══ DATA SUPPLIED ══

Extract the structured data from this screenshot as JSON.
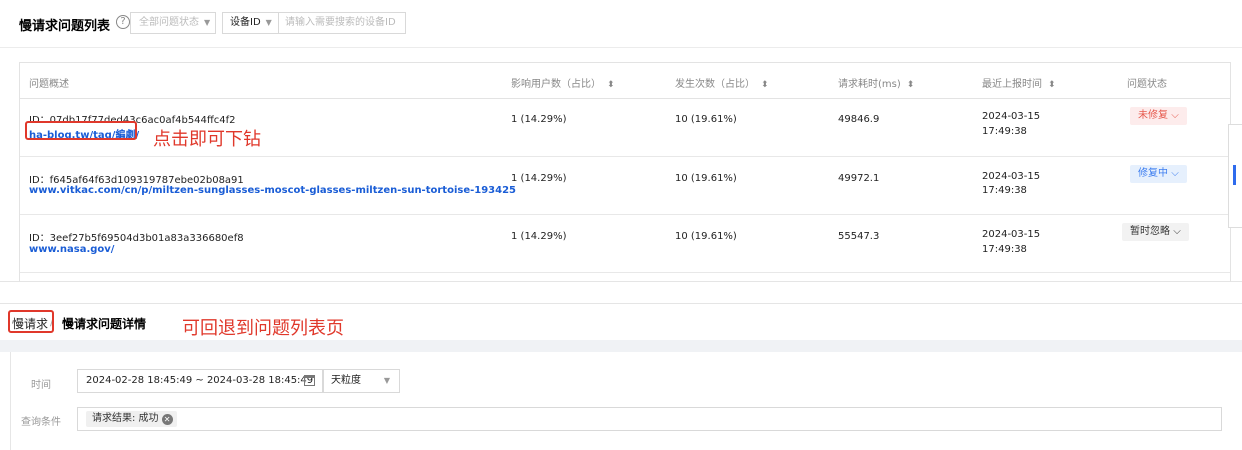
{
  "list": {
    "title": "慢请求问题列表",
    "help_icon": "help-circle-icon",
    "status_filter": "全部问题状态",
    "device_label": "设备ID",
    "device_placeholder": "请输入需要搜索的设备ID",
    "columns": [
      "问题概述",
      "影响用户数（占比）",
      "发生次数（占比）",
      "请求耗时(ms)",
      "最近上报时间",
      "问题状态"
    ],
    "rows": [
      {
        "id": "ID：07db17f77ded43c6ac0af4b544ffc4f2",
        "url": "ha-blog.tw/tag/編劇/",
        "users": "1 (14.29%)",
        "count": "10 (19.61%)",
        "ms": "49846.9",
        "date": "2024-03-15",
        "time": "17:49:38",
        "status": "未修复"
      },
      {
        "id": "ID：f645af64f63d109319787ebe02b08a91",
        "url": "www.vitkac.com/cn/p/miltzen-sunglasses-moscot-glasses-miltzen-sun-tortoise-193425",
        "users": "1 (14.29%)",
        "count": "10 (19.61%)",
        "ms": "49972.1",
        "date": "2024-03-15",
        "time": "17:49:38",
        "status": "修复中"
      },
      {
        "id": "ID：3eef27b5f69504d3b01a83a336680ef8",
        "url": "www.nasa.gov/",
        "users": "1 (14.29%)",
        "count": "10 (19.61%)",
        "ms": "55547.3",
        "date": "2024-03-15",
        "time": "17:49:38",
        "status": "暂时忽略"
      }
    ],
    "annotation": "点击即可下钻"
  },
  "detail": {
    "back_crumb": "慢请求",
    "separator": "/",
    "current": "慢请求问题详情",
    "annotation": "可回退到问题列表页",
    "time_label": "时间",
    "date_range": "2024-02-28 18:45:49  ~ 2024-03-28 18:45:49",
    "calendar_icon": "calendar-icon",
    "granularity": "天粒度",
    "cond_label": "查询条件",
    "chip": "请求结果: 成功"
  },
  "colors": {
    "accent": "#1a5dd6",
    "annotation": "#e0382b"
  }
}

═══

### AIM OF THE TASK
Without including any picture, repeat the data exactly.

### RESULT FOR THIS TASK
Extract the structured data from this screenshot as JSON.
{
  "list": {
    "title": "慢请求问题列表",
    "help_icon": "help-circle-icon",
    "status_filter": "全部问题状态",
    "device_label": "设备ID",
    "device_placeholder": "请输入需要搜索的设备ID",
    "columns": [
      "问题概述",
      "影响用户数（占比）",
      "发生次数（占比）",
      "请求耗时(ms)",
      "最近上报时间",
      "问题状态"
    ],
    "rows": [
      {
        "id": "ID：07db17f77ded43c6ac0af4b544ffc4f2",
        "url": "ha-blog.tw/tag/編劇/",
        "users": "1 (14.29%)",
        "count": "10 (19.61%)",
        "ms": "49846.9",
        "date": "2024-03-15",
        "time": "17:49:38",
        "status": "未修复"
      },
      {
        "id": "ID：f645af64f63d109319787ebe02b08a91",
        "url": "www.vitkac.com/cn/p/miltzen-sunglasses-moscot-glasses-miltzen-sun-tortoise-193425",
        "users": "1 (14.29%)",
        "count": "10 (19.61%)",
        "ms": "49972.1",
        "date": "2024-03-15",
        "time": "17:49:38",
        "status": "修复中"
      },
      {
        "id": "ID：3eef27b5f69504d3b01a83a336680ef8",
        "url": "www.nasa.gov/",
        "users": "1 (14.29%)",
        "count": "10 (19.61%)",
        "ms": "55547.3",
        "date": "2024-03-15",
        "time": "17:49:38",
        "status": "暂时忽略"
      }
    ],
    "annotation": "点击即可下钻"
  },
  "detail": {
    "back_crumb": "慢请求",
    "separator": "/",
    "current": "慢请求问题详情",
    "annotation": "可回退到问题列表页",
    "time_label": "时间",
    "date_range": "2024-02-28 18:45:49  ~ 2024-03-28 18:45:49",
    "calendar_icon": "calendar-icon",
    "granularity": "天粒度",
    "cond_label": "查询条件",
    "chip": "请求结果: 成功"
  },
  "colors": {
    "accent": "#1a5dd6",
    "annotation": "#e0382b"
  }
}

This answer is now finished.